One of the women was Eva Bande, a resilient Indonesian activist who was jailed for four years for protesting against the logging of native trees from her community’s land and the establishment of palm oil plantations that resulted in the loss of livelihoods for local farmers, as well as property damage. Eva was ultimately granted clemency by the President of Indonesia, but during her imprisonment, her three small children and husband suffered in her absence. UAF provided funds to relocate them closer to her prison which was 14 hours away, and supported the successful campaign for Eva’s release. Eva and her Indonesian colleagues were joined at the convening by activists from the Philippines, including Wilma Tero Mangilay who is an activist protesting illegal logging operations. As an Indigenous woman, Wilma educated herself on the rights and protections accorded to Indigenous peoples and joined a local Indigenous rights organization. She became more visible at the frontlines of protests, and like Eva, she was targeted for her activism. Two defamation cases were brought against her in a legal battle she could ill afford. She many days in court, and ultimately brought her own lawsuits against the mining companies, as well. Her activism paid off and she was successful in stopping their work. At the convening, women exchanged tactics and strategies and were given training in techniques of self-care to help them continue their activism in a sustainable way.
The three Urgent Action Funds continue to support women environmental activists through our signature rapid response grants. On 17 March 2016, together with our grantees and partners, we are presenting this work at the 60th United Nations Commission on the Status of Women. Additionally, we are calling on allies of women’s movements, of environmental movements, and of peace and justice everywhere, to support the following demands:

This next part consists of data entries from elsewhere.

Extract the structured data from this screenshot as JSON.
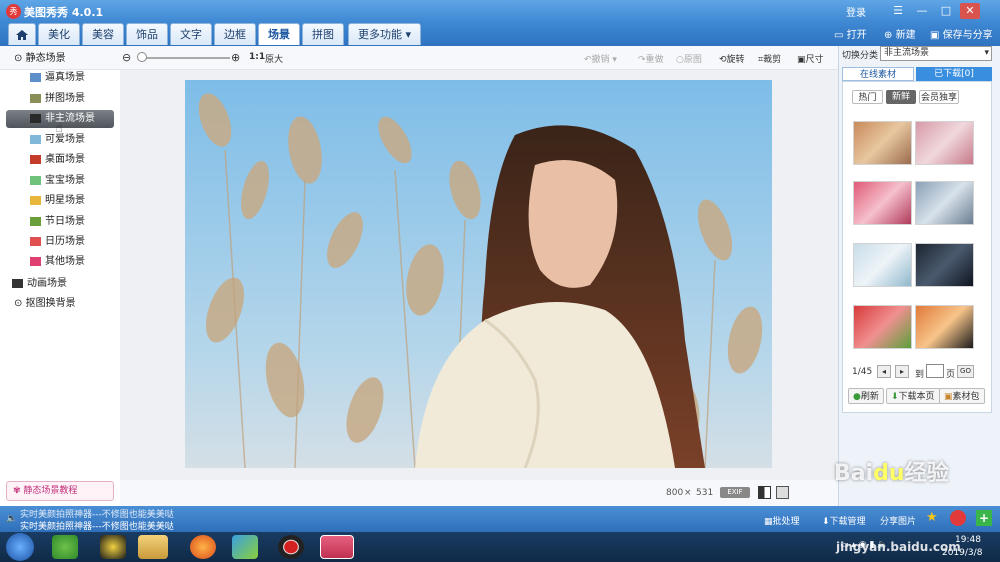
{
  "app": {
    "title": "美图秀秀 4.0.1",
    "logo_text": "秀",
    "login": "登录"
  },
  "window_controls": {
    "skin": "☰",
    "minimize": "—",
    "maximize": "□",
    "close": "✕"
  },
  "menu": {
    "home_icon": "home-icon",
    "tabs": [
      "美化",
      "美容",
      "饰品",
      "文字",
      "边框",
      "场景",
      "拼图",
      "更多功能"
    ],
    "active": "场景",
    "open": "打开",
    "new": "新建",
    "save": "保存与分享"
  },
  "toolbar": {
    "zoom_ratio": "1:1",
    "original": "原大",
    "undo": "撤销",
    "redo": "重做",
    "restore": "原图",
    "rotate": "旋转",
    "crop": "裁剪",
    "size": "尺寸"
  },
  "left_tree": {
    "static": "静态场景",
    "items": [
      "逼真场景",
      "拼图场景",
      "非主流场景",
      "可爱场景",
      "桌面场景",
      "宝宝场景",
      "明星场景",
      "节日场景",
      "日历场景",
      "其他场景"
    ],
    "selected": "非主流场景",
    "animated": "动画场景",
    "cutout": "抠图换背景",
    "tutorial": "静态场景教程"
  },
  "right_panel": {
    "category_label": "切换分类",
    "category_value": "非主流场景",
    "tab_online": "在线素材",
    "tab_downloaded": "已下载[0]",
    "subtabs": [
      "热门",
      "新鲜",
      "会员独享"
    ],
    "active_subtab": "新鲜",
    "page": "1/45",
    "goto_label": "到",
    "page_unit": "页",
    "go": "GO",
    "refresh": "刷新",
    "download_page": "下载本页",
    "pack": "素材包"
  },
  "image_info": {
    "width": "800",
    "times": "×",
    "height": "531",
    "exif": "EXIF"
  },
  "status": {
    "ticker_line1": "实时美颜拍照神器---不修图也能美美哒",
    "ticker_line2": "实时美颜拍照神器---不修图也能美美哒",
    "batch": "批处理",
    "download_mgr": "下载管理",
    "share": "分享图片"
  },
  "taskbar": {
    "time": "19:48",
    "date": "2019/3/8"
  },
  "watermark": "Baidu经验 jingyan.baidu.com"
}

- We call on the Netherlands Development Finance Company to immediately withdraw its financing from the Agua Zarca project, the project that was opposed by Berta Cáceres and her community. The Netherlands, which has invested in women’s rights and in environmental initiatives for many years, should, at minimum, want no association with a venture tainted by an assassination charge. Additionally, the Agua Zarca project was initiated in violation of ILO Convention 169, without prior consultation or consent of the affected communities.
- We call for truth and justice. We join many organizations and governments in calling on the Honduras government to undertake a prompt, thorough, and fair investigation into Berta Cáceres’ murder and to hold those responsible accountable.
- We call on all member states participating in the 60th United Nations Commission on the Status of Women to take steps to affirm the right of citizens to engage in peaceful campaigns to protect the environment and to protect activists from violations of their human rights. We ask them to specifically consider the experiences of women who defend human rights and the environment, and to take concrete steps to address the additional risks they face.
Berta was a dear friend, a grantee and partner to women’s rights organizations and activists like ourselves. She was a fierce voice for the Lenca people of Honduras, the environment, women’s rights, and LBTQI rights across the globe. She once told the Guardian newspaper, “We must undertake the struggle in all parts of the world, wherever we may be, because we have no other spare or replacement planet. We have only this one.”
Her violent death is a painful reminder of the powerful trinity of corporate, government and military interests, creating a tapestry of capitalist power structures that makes for a very challenging, often deadly, struggle. To quote the eloquent statement released by Berta’s mother and children, “Berta’s struggle was not only for the environment, it was for system change, in opposition to capitalism, racism and patriarchy.”
Berta will live on in our hearts, minds, and actions! May her soul rest in peace and power.
Please note: This article was originally published in openDemocracy on 16 March 2016. Click here to access the original article.